- Netflix finished what Blockbuster started, pushing out the neighborhood video stores, and sacrificing quirky selection for price and convenience. One of the few holdouts is Scarecrow Video, the gold standard for independent video stores, which is maintained by and for film fans. Of course, they stock the usual crap that everyone else does, but they made a name for themselves by catering to the more adventurous crowd – featuring the sort of stuff that you won’t likely find anywhere else (including Netflix). Some of these oddball titles languish in my “saved” section of the queue, without any hope of ever being seen. While it’s not a perfect solution, Netflix could help remedy this oversight somewhat by offering many of the more obscure titles from the major studios’ back catalog, such as the Warner Archive collection or Universal’s Vault Series.
- Searching movies can be a pain. Netflix employs a dumbed-down, all-in-one search box. It’s okay in a pinch, but what if your search criteria are a little more esoteric? Would it be too much to ask for an advanced search option that allows customers to search by multiple criteria, such as genre, cinematographer, screenwriter, year, etc… similar to IMDB?
- Lumping films into arbitrary categories. How does Netflix categorize their films? It’s hard to take their classifications seriously when you see direct to video schlock like Children of the Corn IV labeled as a “Cult Film,” only to see it repeated in a bunch of sub-categories, just to make it appear as if they have more streaming selections.
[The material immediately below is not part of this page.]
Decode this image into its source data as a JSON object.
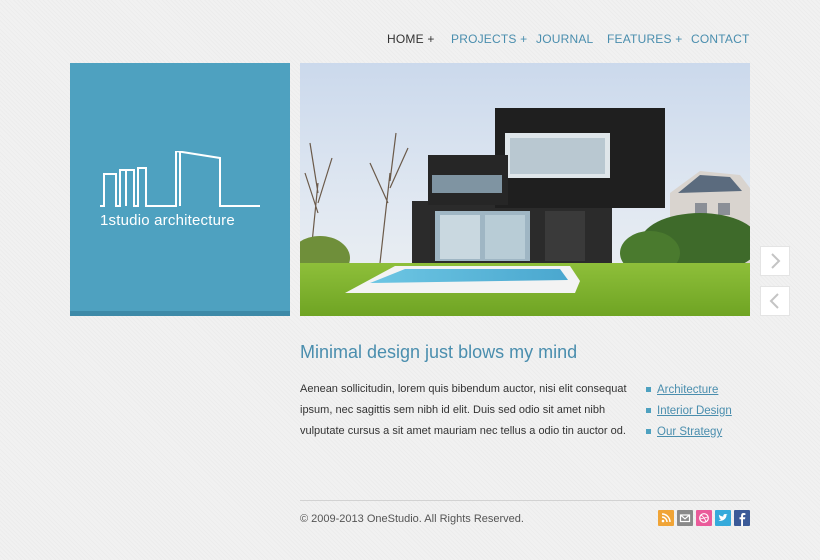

Here’s a novel idea: Why don’t they feature some bona fide cult films, such as Rolling Thunder (see item #3) or Ken Russell’s The Devils?